Week 3 check-in: How are students handling the workload?


Sophia Day

Hannah Wilken is seen staying on top of her work. She is juggling a large workload, but is managing it well!

Every year, around the end of the first semester, the term “burnout” is thrown around. The weather is cold, the days are shorter, and it can feel like work is increasing exponentially. These things can cause the feeling of ¨burnout¨ in a lot of students- they feel like they just can’t work anymore. At the beginning of the year, there’s less work, and more time to fix grades, so it stands to reason that there are significantly less kids feeling burnt out by school. The problem is, burnout can sneak up on you, so it’s important that students check themselves to see if they need a break, or maybe just an extra hand.

Hannah Wilken, senior, says she feels the burnout coming. “I’m taking four AP classes, and I already feel things piling up.” She further explained that while students in AP classes choose to be there, it can feel difficult to take a step back and recover through all the rigor and constant inundation of new work. Many students can relate to Wilken’s point— while difficult classes can be rewarding, the work can feel overwhelming, and oftentimes there simply aren’t enough hours in the day to both recharge and complete all the assigned work. Anna Jardin, also a senior, offers a different perspective, “While I have felt burnt out in the past, I don’t necessarily feel burnt out yet due to the fact that I have no challenging classes; school almost feels more optional because my classes can be done at home.”

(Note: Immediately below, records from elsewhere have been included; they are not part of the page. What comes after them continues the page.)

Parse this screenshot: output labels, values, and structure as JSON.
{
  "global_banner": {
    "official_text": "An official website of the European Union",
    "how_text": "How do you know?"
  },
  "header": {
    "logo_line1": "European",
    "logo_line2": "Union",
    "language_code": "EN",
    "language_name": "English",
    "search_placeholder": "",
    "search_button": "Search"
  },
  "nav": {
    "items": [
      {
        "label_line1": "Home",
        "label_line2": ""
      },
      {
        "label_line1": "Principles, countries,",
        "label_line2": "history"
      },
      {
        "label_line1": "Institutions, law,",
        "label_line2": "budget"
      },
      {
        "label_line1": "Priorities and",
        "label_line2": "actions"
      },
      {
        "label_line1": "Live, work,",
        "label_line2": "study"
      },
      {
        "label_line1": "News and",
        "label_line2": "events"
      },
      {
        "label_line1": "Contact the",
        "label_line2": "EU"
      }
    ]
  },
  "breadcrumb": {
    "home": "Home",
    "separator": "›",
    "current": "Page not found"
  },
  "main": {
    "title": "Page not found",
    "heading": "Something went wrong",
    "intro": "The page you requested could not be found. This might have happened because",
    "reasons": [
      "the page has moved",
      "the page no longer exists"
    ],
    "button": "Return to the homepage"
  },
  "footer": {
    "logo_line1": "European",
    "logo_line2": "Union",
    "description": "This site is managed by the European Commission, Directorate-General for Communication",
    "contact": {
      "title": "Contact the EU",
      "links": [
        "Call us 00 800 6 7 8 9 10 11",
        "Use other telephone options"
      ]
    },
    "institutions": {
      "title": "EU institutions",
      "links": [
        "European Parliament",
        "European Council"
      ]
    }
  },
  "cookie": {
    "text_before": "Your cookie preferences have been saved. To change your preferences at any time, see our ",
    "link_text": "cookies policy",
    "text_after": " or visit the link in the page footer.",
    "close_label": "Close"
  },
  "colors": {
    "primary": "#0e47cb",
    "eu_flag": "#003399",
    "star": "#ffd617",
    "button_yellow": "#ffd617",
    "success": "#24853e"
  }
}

Not all students experience burnout, but it’s important to get ahead of it now by stepping back and checking in on how you’re handling work. Burnout can sometimes last for weeks, or even months, so truly the most efficient solution is to take preventative measures, as opposed to trying to stop it when it’s already in effect. The best things students can do for themselves are to assess their workload, make a plan/schedule that is specific but achievable, and to reach out for help before things get too difficult. Whether it be a teacher, counselor, friend, or family member, extra help early in the year can keep a student at a good pace, both mentally and in terms of school.